## Task directions
Below are the records; repeat exactly their lines between the line holding "What's the underlying" and the line holding "What data populates", inclusive, skipping the pictures.

(Collection entries)

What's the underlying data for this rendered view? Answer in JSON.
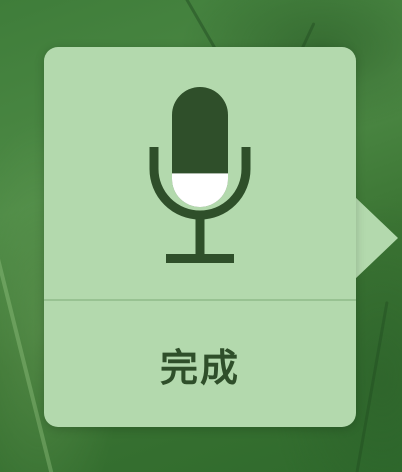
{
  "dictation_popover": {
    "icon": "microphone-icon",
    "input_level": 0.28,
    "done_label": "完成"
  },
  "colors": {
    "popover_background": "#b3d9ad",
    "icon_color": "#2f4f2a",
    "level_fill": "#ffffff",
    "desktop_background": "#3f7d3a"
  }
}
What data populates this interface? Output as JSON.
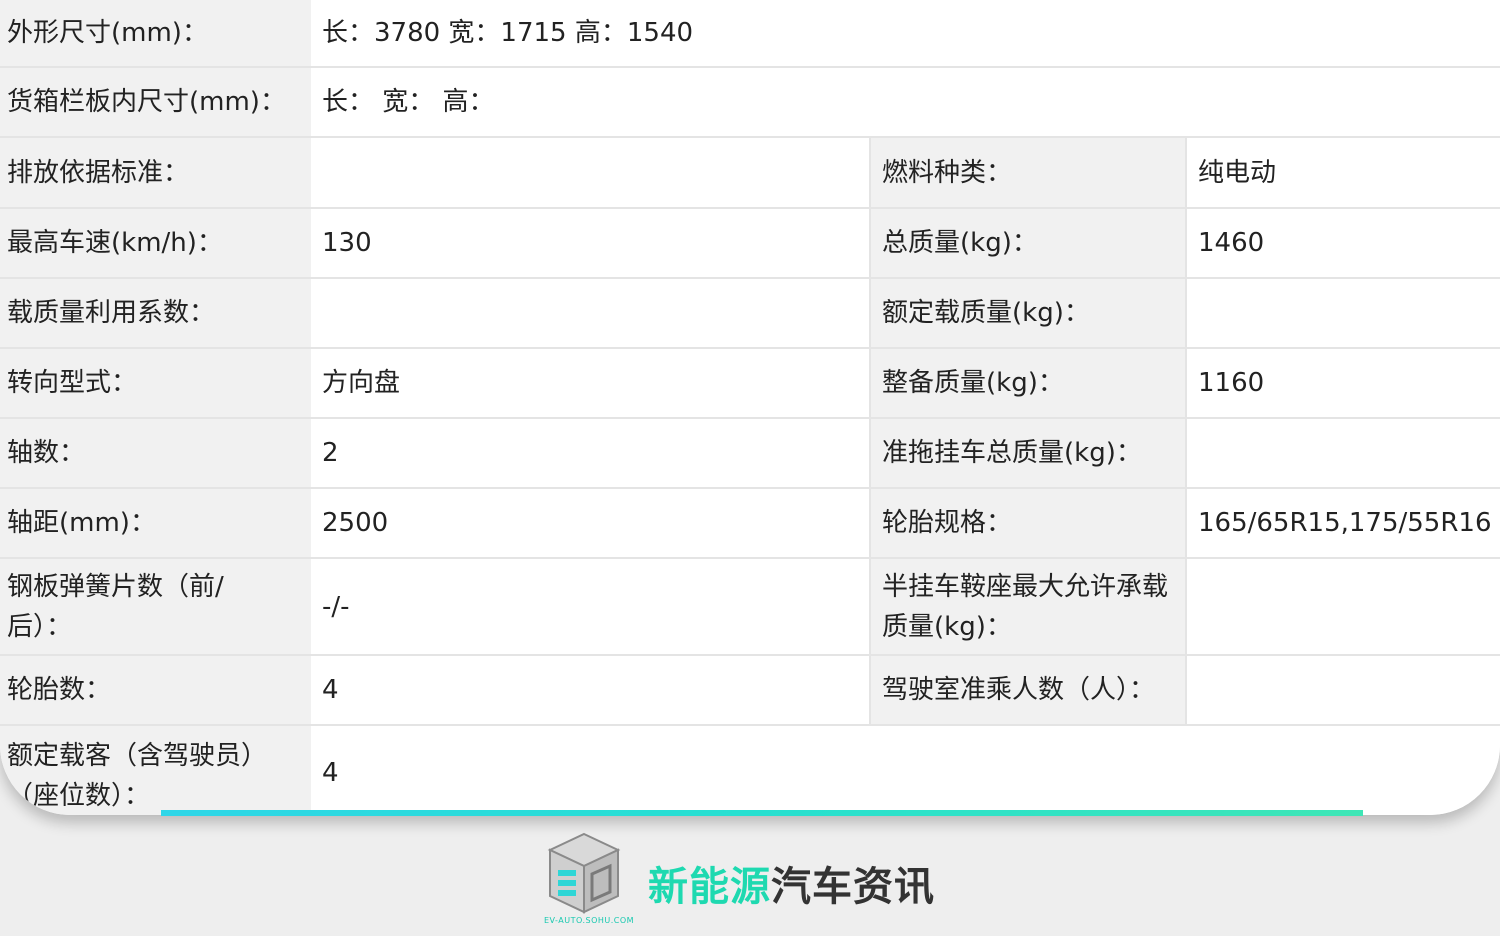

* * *

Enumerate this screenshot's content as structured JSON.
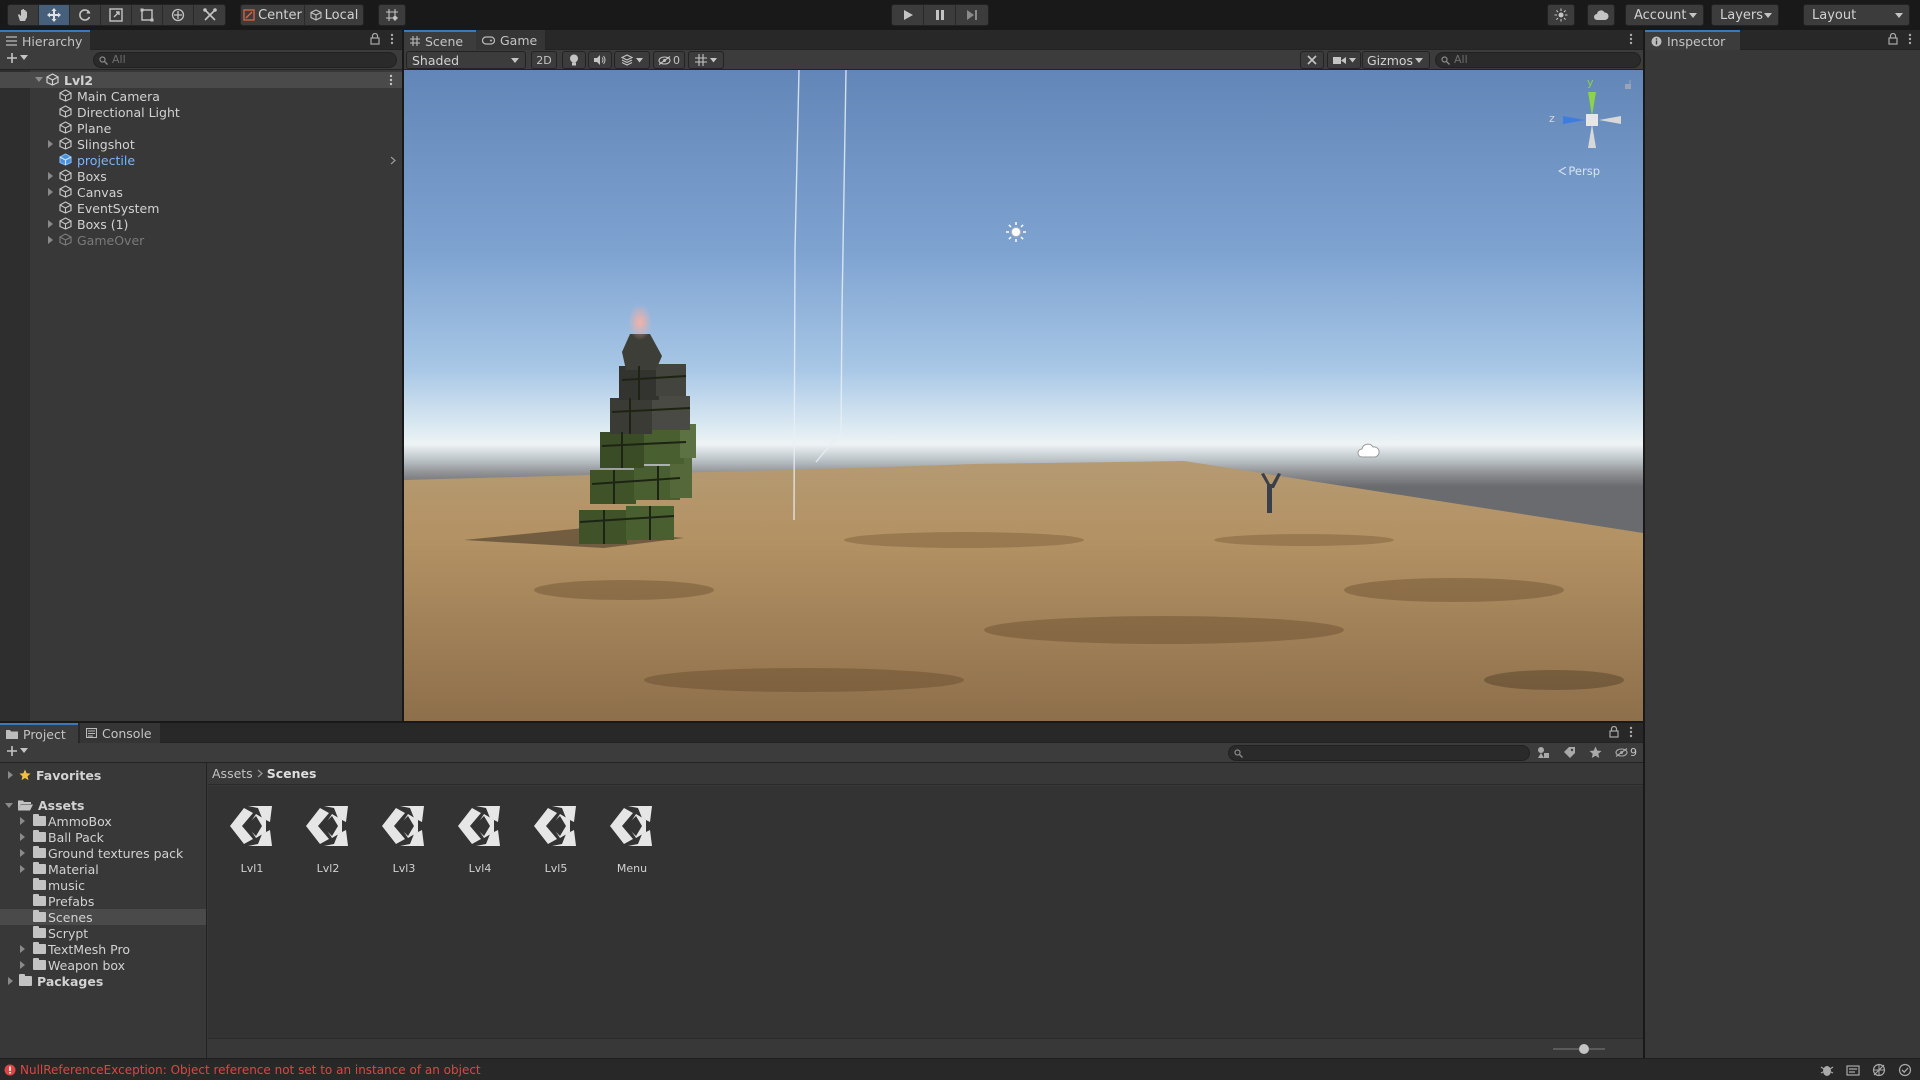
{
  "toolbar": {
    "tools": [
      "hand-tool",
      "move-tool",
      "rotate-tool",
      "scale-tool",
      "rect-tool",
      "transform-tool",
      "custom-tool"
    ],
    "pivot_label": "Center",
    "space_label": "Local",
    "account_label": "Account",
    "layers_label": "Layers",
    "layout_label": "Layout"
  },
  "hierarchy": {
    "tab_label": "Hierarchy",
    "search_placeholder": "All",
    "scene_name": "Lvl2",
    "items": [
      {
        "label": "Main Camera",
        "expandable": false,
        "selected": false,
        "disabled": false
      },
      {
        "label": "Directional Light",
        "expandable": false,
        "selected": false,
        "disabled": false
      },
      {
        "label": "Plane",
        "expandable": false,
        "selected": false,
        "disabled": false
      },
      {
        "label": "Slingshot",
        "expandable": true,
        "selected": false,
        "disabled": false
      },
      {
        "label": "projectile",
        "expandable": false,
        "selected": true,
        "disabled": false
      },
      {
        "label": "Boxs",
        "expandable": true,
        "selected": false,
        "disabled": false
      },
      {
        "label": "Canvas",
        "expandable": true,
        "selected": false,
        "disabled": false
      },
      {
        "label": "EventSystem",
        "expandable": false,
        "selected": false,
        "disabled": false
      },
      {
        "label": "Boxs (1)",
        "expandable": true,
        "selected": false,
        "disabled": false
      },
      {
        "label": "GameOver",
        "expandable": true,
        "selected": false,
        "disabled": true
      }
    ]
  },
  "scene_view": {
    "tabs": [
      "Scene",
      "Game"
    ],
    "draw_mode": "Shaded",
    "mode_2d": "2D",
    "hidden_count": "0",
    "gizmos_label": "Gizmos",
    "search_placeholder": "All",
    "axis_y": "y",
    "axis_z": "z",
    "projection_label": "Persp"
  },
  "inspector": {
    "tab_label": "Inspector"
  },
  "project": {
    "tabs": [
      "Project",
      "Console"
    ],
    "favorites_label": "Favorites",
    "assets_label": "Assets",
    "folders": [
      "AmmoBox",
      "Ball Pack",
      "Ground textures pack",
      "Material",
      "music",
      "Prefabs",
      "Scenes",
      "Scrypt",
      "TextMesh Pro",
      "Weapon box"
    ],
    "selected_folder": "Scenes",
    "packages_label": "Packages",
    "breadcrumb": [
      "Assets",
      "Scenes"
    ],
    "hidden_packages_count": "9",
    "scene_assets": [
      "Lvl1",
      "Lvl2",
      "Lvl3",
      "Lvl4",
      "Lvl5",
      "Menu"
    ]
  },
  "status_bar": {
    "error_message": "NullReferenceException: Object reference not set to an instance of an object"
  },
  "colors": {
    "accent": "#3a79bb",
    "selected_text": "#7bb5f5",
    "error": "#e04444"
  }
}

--

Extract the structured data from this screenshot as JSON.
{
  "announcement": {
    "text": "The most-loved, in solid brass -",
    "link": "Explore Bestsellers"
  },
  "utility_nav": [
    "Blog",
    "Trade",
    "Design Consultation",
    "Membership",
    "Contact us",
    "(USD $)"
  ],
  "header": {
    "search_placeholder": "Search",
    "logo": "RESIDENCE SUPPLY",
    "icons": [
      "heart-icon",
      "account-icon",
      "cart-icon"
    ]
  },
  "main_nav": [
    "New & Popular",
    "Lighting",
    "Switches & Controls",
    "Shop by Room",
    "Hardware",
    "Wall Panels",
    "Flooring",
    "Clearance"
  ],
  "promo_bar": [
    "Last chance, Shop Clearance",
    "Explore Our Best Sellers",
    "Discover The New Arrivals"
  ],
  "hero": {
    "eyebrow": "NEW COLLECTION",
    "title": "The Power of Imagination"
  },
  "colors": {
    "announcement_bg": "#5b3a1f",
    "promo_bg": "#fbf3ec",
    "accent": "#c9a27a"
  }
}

## Output of the exercise
What's the underlying data for this rendered view? Answer in JSON.
{
  "dictation_popover": {
    "icon": "microphone-icon",
    "input_level": 0.28,
    "done_label": "完成"
  },
  "colors": {
    "popover_background": "#b3d9ad",
    "icon_color": "#2f4f2a",
    "level_fill": "#ffffff",
    "desktop_background": "#3f7d3a"
  }
}
What data populates this interface? Output as JSON.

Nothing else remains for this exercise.